I have taken five or six classes with Stephanie McClenny, owner of Confituras, and credit her in part for fostering my obsession with canning. Having canned and pickled just about everything I can think of and made jars upon jars of jam, I figured I had it down. When Stephanie asked me to help her with her peach canning class last weekend, I happily agreed; but having already canned peaches a couple of times, I didn’t think I had a lot to learn. Wrong.
When Lightsey Farms brought the first of their peaches to the farmer’s market, I bought about half a bushel, and proceeded to can them in light syrup with Bourbon and Brandy (separately.) The peaches were clingstone, and hard to deal with, resulting in uneven pieces, lots of hard work and not a very attractive jar of fruit. Not to mention, that dealing with them was not very fun.
In Stephanie’s class, I learned that as the peach season progresses, the peaches become freestone, and thus are easier to halve and remove the pit. This is a lesson I will not forget, as the freestone peaches are so much easier and more pleasant to deal with. I also learned that peaches plump up, when allowed to lightly simmer in syrup for a while, which results in less “fruit float” in the jars.
The bigger lesson, however, is what sets Stephanie and Confituras apart from the rest, and why she continues to win Good Food Awards, and sell out wherever her products appear. She understands that we eat with our eyes first, and that appearance is important. She taught us to place the peaches into the jars such that the end result is equally as beautiful as it is delicious. Yes it a bit more time consuming, than dumping peach halves into a jar, but the visual is stunning, and well worth the time.
My canned peaches before Stephanie’s class:
My canned peaches after Stephanie’s class:

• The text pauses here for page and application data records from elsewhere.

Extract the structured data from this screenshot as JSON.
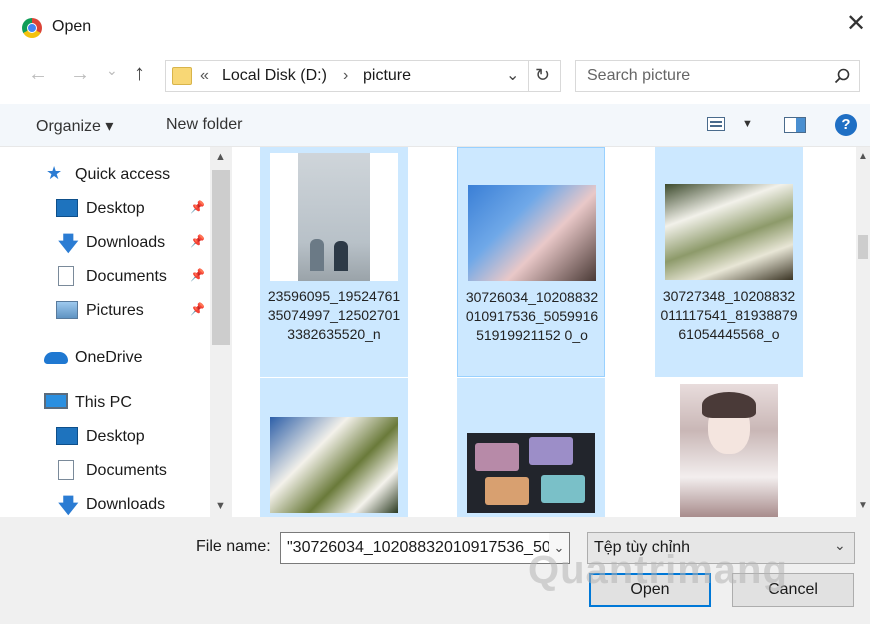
{
  "window": {
    "title": "Open"
  },
  "nav": {
    "back": "←",
    "forward": "→",
    "recent": "⌄",
    "up": "↑"
  },
  "address": {
    "prefix": "«",
    "crumb1": "Local Disk (D:)",
    "sep": "›",
    "crumb2": "picture",
    "dropdown": "⌄",
    "refresh": "↻"
  },
  "search": {
    "placeholder": "Search picture"
  },
  "toolbar": {
    "organize": "Organize ▾",
    "new_folder": "New folder"
  },
  "sidebar": {
    "quick_access": "Quick access",
    "qa_items": [
      {
        "label": "Desktop"
      },
      {
        "label": "Downloads"
      },
      {
        "label": "Documents"
      },
      {
        "label": "Pictures"
      }
    ],
    "onedrive": "OneDrive",
    "this_pc": "This PC",
    "pc_items": [
      {
        "label": "Desktop"
      },
      {
        "label": "Documents"
      },
      {
        "label": "Downloads"
      }
    ]
  },
  "files": [
    {
      "name": "23596095_1952476135074997_125027013382635520_n"
    },
    {
      "name": "30726034_10208832010917536_505991651919921152 0_o"
    },
    {
      "name": "30727348_10208832011117541_8193887961054445568_o"
    }
  ],
  "bottom": {
    "file_name_label": "File name:",
    "file_name_value": "\"30726034_10208832010917536_50",
    "file_type": "Tệp tùy chỉnh",
    "open": "Open",
    "cancel": "Cancel"
  },
  "watermark": "Quantrimang",
  "colors": {
    "selection": "#cce8ff",
    "accent": "#0078d7"
  }
}
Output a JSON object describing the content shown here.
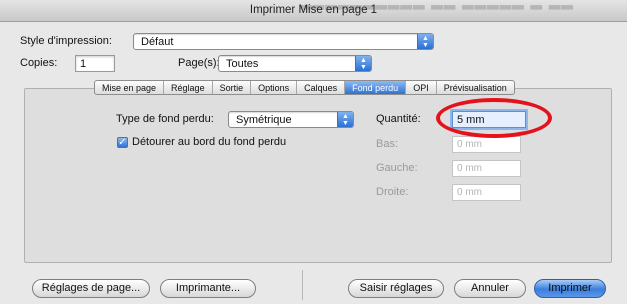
{
  "window": {
    "title": "Imprimer Mise en page 1"
  },
  "style_impression": {
    "label": "Style d'impression:",
    "value": "Défaut"
  },
  "copies": {
    "label": "Copies:",
    "value": "1"
  },
  "pages": {
    "label": "Page(s):",
    "value": "Toutes"
  },
  "tabs": [
    {
      "label": "Mise en page"
    },
    {
      "label": "Réglage"
    },
    {
      "label": "Sortie"
    },
    {
      "label": "Options"
    },
    {
      "label": "Calques"
    },
    {
      "label": "Fond perdu",
      "active": true
    },
    {
      "label": "OPI"
    },
    {
      "label": "Prévisualisation"
    }
  ],
  "fond_perdu": {
    "type_label": "Type de fond perdu:",
    "type_value": "Symétrique",
    "detourer_label": "Détourer au bord du fond perdu",
    "detourer_checked": true,
    "quantite_label": "Quantité:",
    "quantite_value": "5 mm",
    "bas_label": "Bas:",
    "bas_value": "0 mm",
    "gauche_label": "Gauche:",
    "gauche_value": "0 mm",
    "droite_label": "Droite:",
    "droite_value": "0 mm"
  },
  "buttons": {
    "reglages_page": "Réglages de page...",
    "imprimante": "Imprimante...",
    "saisir_reglages": "Saisir réglages",
    "annuler": "Annuler",
    "imprimer": "Imprimer"
  },
  "colors": {
    "accent": "#2f72d6",
    "highlight_ellipse": "#e3121d"
  }
}
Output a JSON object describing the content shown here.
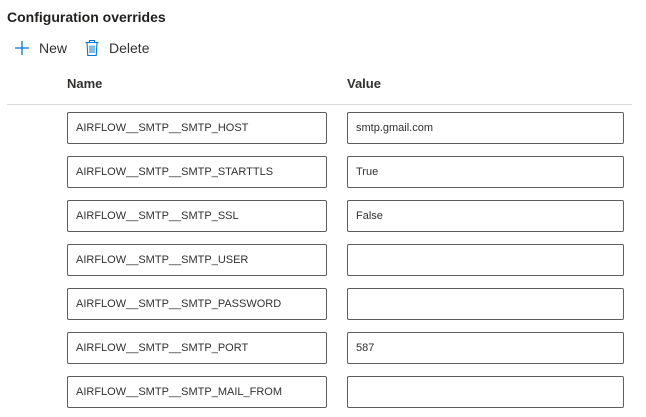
{
  "panel": {
    "title": "Configuration overrides"
  },
  "toolbar": {
    "new_label": "New",
    "new_icon": "plus-icon",
    "delete_label": "Delete",
    "delete_icon": "trash-icon",
    "icon_color": "#0078d4"
  },
  "table": {
    "columns": [
      "Name",
      "Value"
    ],
    "rows": [
      {
        "name": "AIRFLOW__SMTP__SMTP_HOST",
        "value": "smtp.gmail.com"
      },
      {
        "name": "AIRFLOW__SMTP__SMTP_STARTTLS",
        "value": "True"
      },
      {
        "name": "AIRFLOW__SMTP__SMTP_SSL",
        "value": "False"
      },
      {
        "name": "AIRFLOW__SMTP__SMTP_USER",
        "value": ""
      },
      {
        "name": "AIRFLOW__SMTP__SMTP_PASSWORD",
        "value": ""
      },
      {
        "name": "AIRFLOW__SMTP__SMTP_PORT",
        "value": "587"
      },
      {
        "name": "AIRFLOW__SMTP__SMTP_MAIL_FROM",
        "value": ""
      }
    ]
  }
}
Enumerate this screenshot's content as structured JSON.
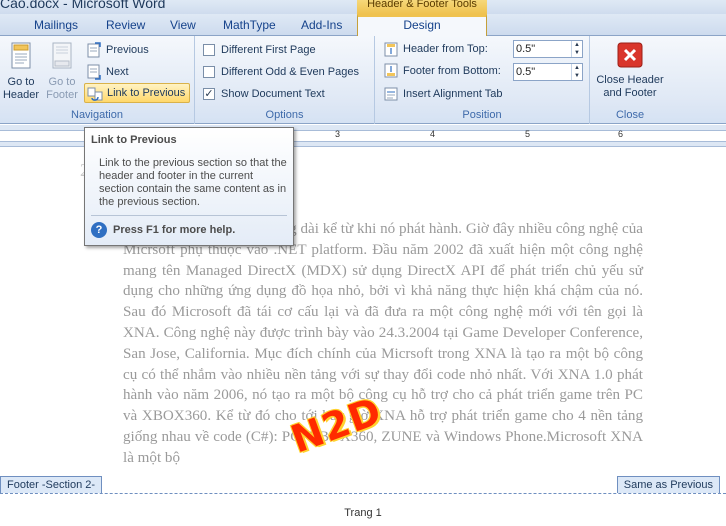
{
  "window": {
    "title": "Cao.docx - Microsoft Word",
    "context_tab_label": "Header & Footer Tools"
  },
  "tabs": {
    "items": [
      "Mailings",
      "Review",
      "View",
      "MathType",
      "Add-Ins"
    ],
    "active": "Design"
  },
  "ribbon": {
    "navigation": {
      "label": "Navigation",
      "go_to_header": "Go to Header",
      "go_to_footer": "Go to Footer",
      "previous": "Previous",
      "next": "Next",
      "link_to_previous": "Link to Previous"
    },
    "options": {
      "label": "Options",
      "different_first_page": "Different First Page",
      "different_odd_even": "Different Odd & Even Pages",
      "show_document_text": "Show Document Text",
      "different_first_page_checked": false,
      "different_odd_even_checked": false,
      "show_document_text_checked": true
    },
    "position": {
      "label": "Position",
      "header_from_top_label": "Header from Top:",
      "header_from_top_value": "0.5\"",
      "footer_from_bottom_label": "Footer from Bottom:",
      "footer_from_bottom_value": "0.5\"",
      "insert_alignment_tab": "Insert Alignment Tab"
    },
    "close": {
      "label": "Close",
      "close_header_footer": "Close Header and Footer"
    }
  },
  "tooltip": {
    "title": "Link to Previous",
    "description": "Link to the previous section so that the header and footer in the current section contain the same content as in the previous section.",
    "help": "Press F1 for more help."
  },
  "document": {
    "partial_heading": "2",
    "body": "đã trải qua một chặng đường dài kể từ khi nó phát hành. Giờ đây nhiều công nghệ của Micrsoft phụ thuộc vào .NET platform. Đầu năm 2002 đã xuất hiện một công nghệ mang tên Managed DirectX (MDX) sử dụng DirectX API để phát triển chủ yếu sử dụng cho những ứng dụng đồ họa nhỏ, bởi vì khả năng thực hiện khá chậm của nó. Sau đó Microsoft đã tái cơ cấu lại và đã đưa ra một công nghệ mới với tên gọi là XNA. Công nghệ này được trình bày vào 24.3.2004 tại Game Developer Conference, San Jose, California. Mục đích chính của Micrsoft trong XNA là tạo ra một bộ công cụ có thể nhắm vào nhiều nền tảng với sự thay đổi code nhỏ nhất. Với XNA 1.0 phát hành vào năm 2006, nó tạo ra một bộ công cụ hỗ trợ cho cả phát triển game trên PC và XBOX360. Kể từ đó cho tới bây giờ XNA hỗ trợ phát triển game cho 4 nền tảng giống nhau về code (C#): PC, XBOX360, ZUNE và Windows Phone.Microsoft XNA là một bộ",
    "watermark": "N2D",
    "footer_section_label": "Footer -Section 2-",
    "same_as_previous": "Same as Previous",
    "footer_page_text": "Trang 1"
  },
  "ruler": {
    "numbers": [
      "1",
      "2",
      "3",
      "4",
      "5",
      "6"
    ]
  },
  "colors": {
    "accent": "#15428b",
    "context_tab": "#efc24f",
    "highlight": "#ffd86b",
    "watermark": "#ff2a00",
    "close_icon": "#d9352b"
  }
}
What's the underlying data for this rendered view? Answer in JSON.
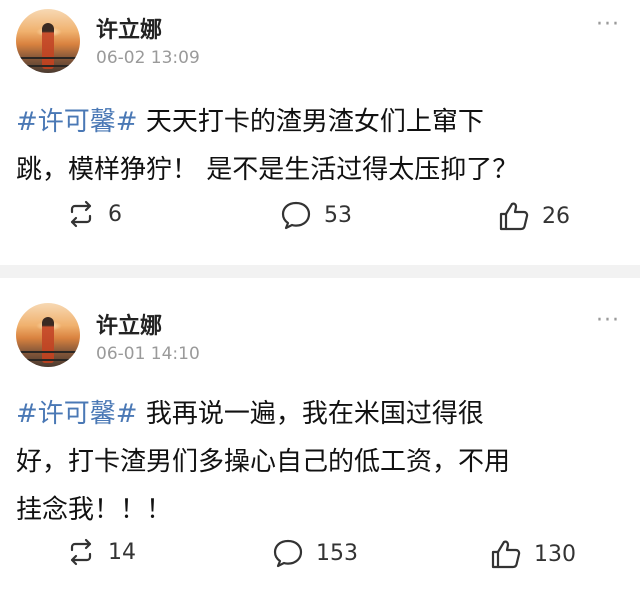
{
  "posts": [
    {
      "author": "许立娜",
      "time": "06-02 13:09",
      "hashtag": "#许可馨#",
      "line1_rest": " 天天打卡的渣男渣女们上窜下",
      "lines": [
        "跳，模样狰狞！ 是不是生活过得太压抑了？"
      ],
      "repost_count": "6",
      "comment_count": "53",
      "like_count": "26",
      "more_label": "···"
    },
    {
      "author": "许立娜",
      "time": "06-01 14:10",
      "hashtag": "#许可馨#",
      "line1_rest": " 我再说一遍，我在米国过得很",
      "lines": [
        "好，打卡渣男们多操心自己的低工资，不用",
        "挂念我！！！"
      ],
      "repost_count": "14",
      "comment_count": "153",
      "like_count": "130",
      "more_label": "···"
    }
  ],
  "colors": {
    "hashtag": "#4a78b5",
    "muted": "#9a9a9a",
    "divider": "#f2f2f2"
  },
  "icons": {
    "repost": "repost-icon",
    "comment": "comment-icon",
    "like": "thumbs-up-icon",
    "more": "more-dots-icon"
  }
}
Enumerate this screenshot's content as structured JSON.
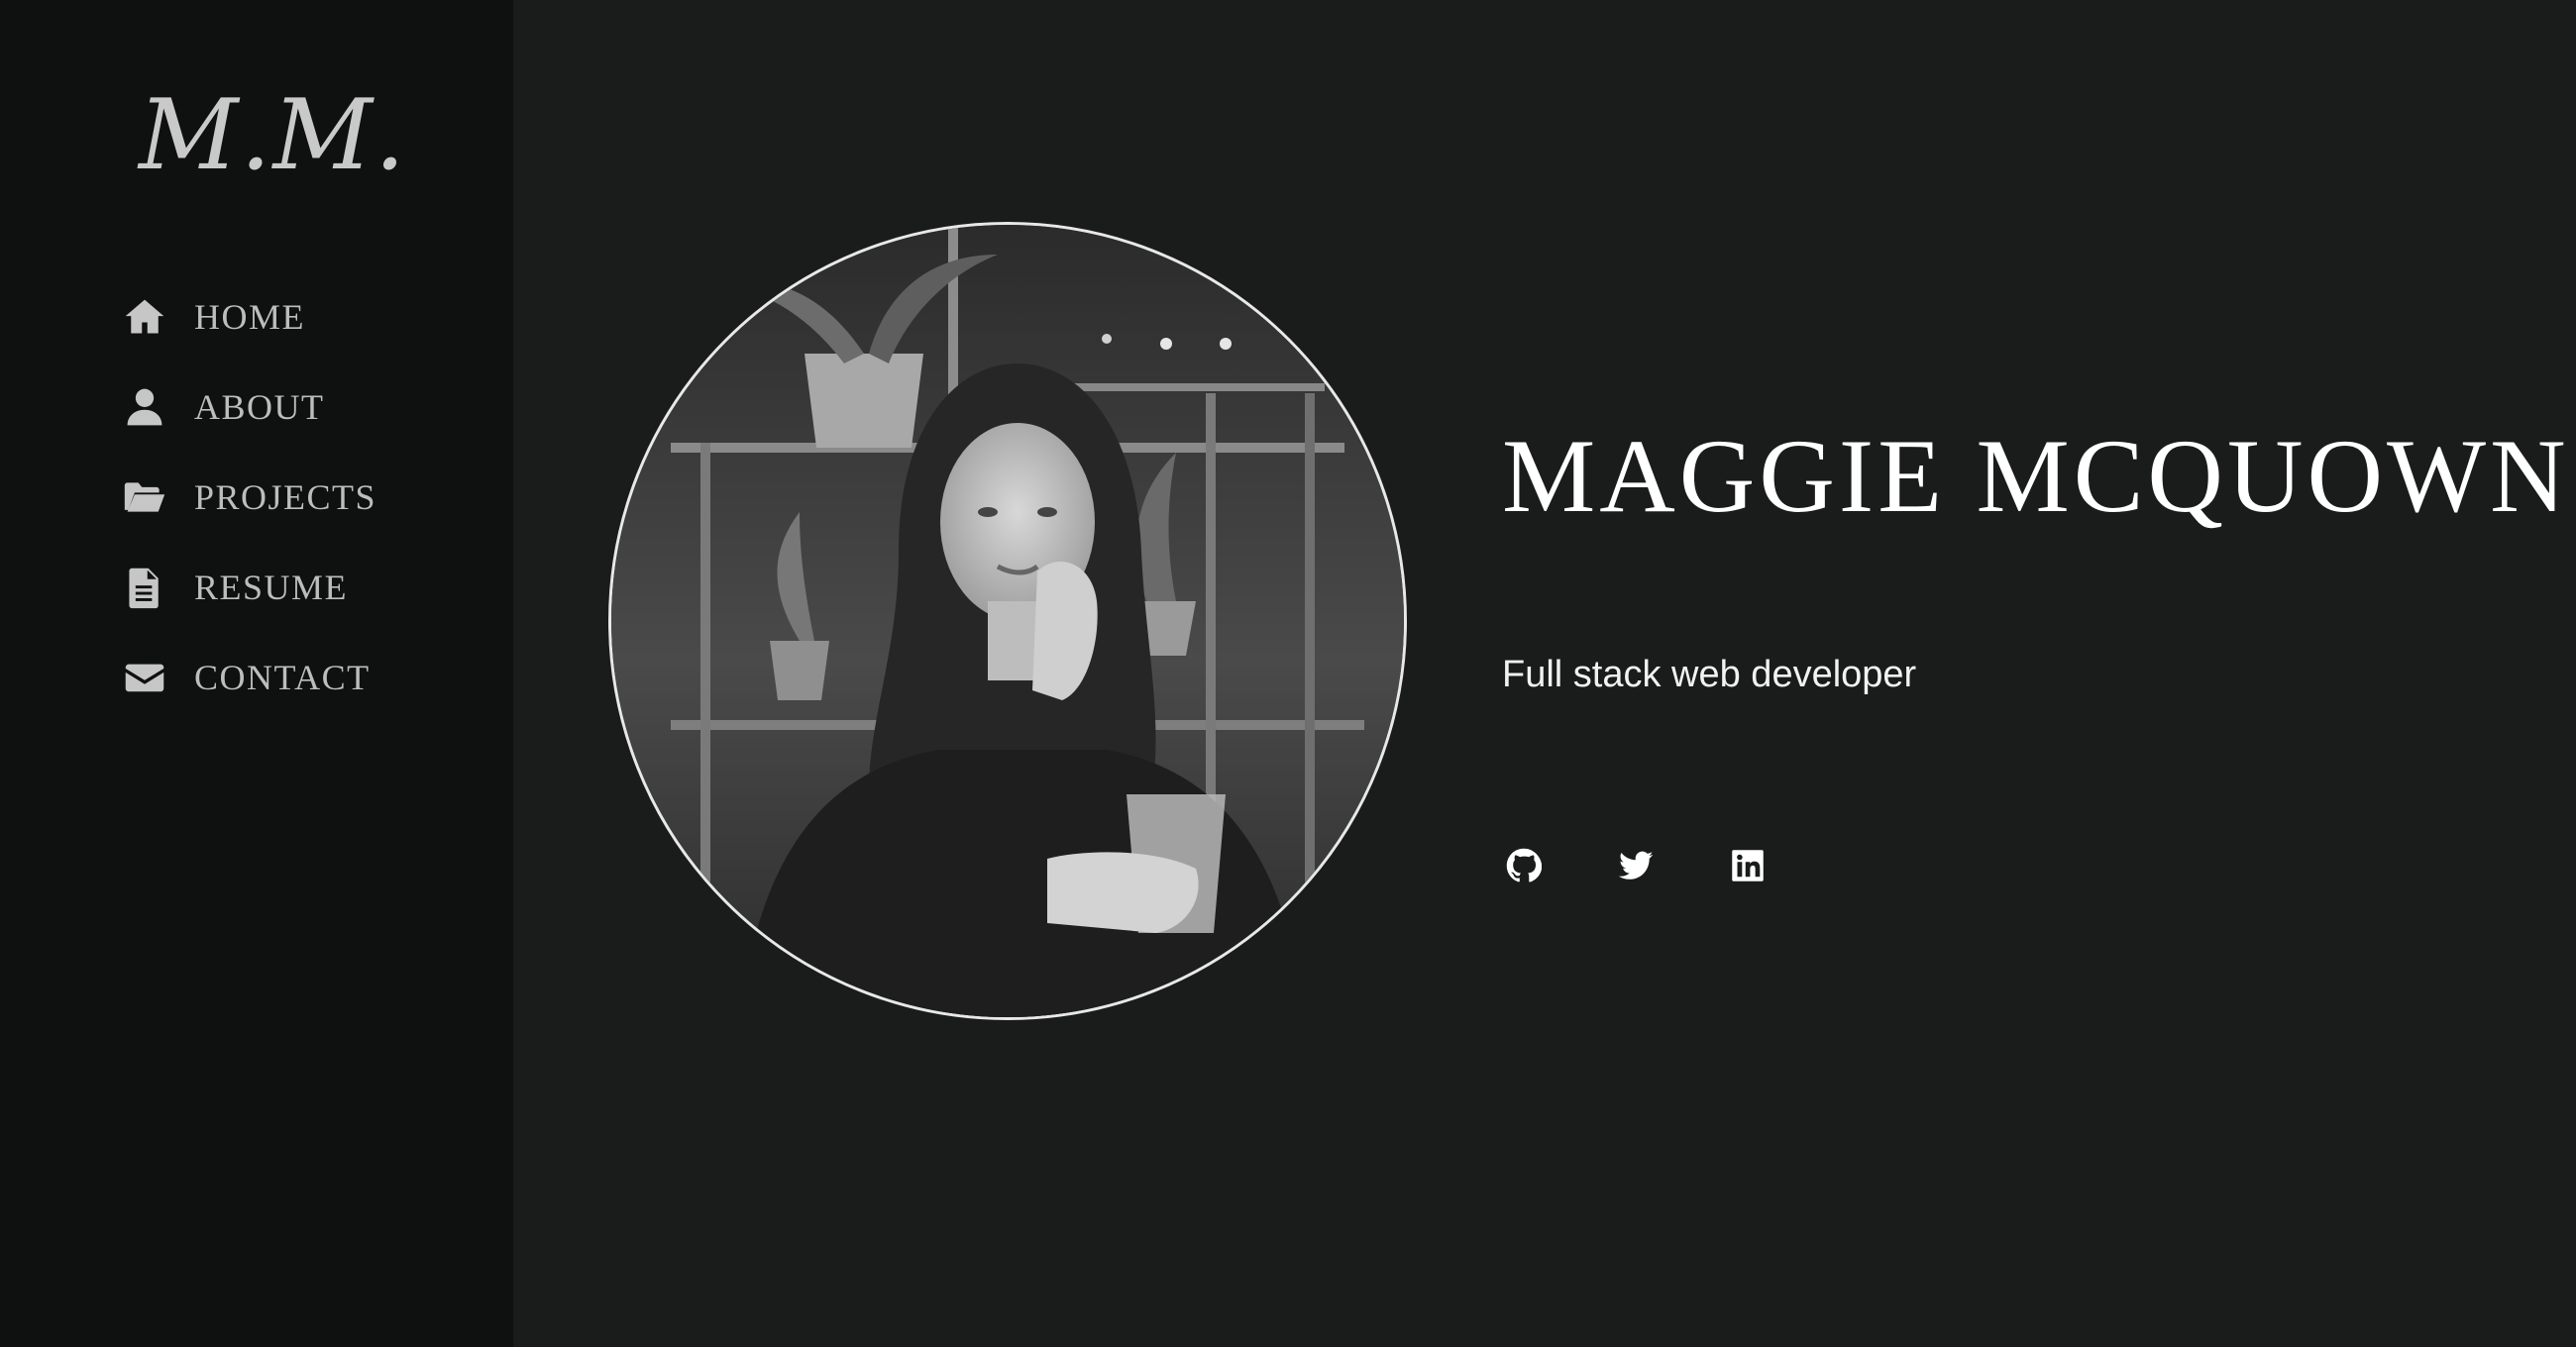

Even if you are a seasoned canner or preserver, I highly recommend taking a class from Stephanie. She has lots more to offer than just recipes and procedure.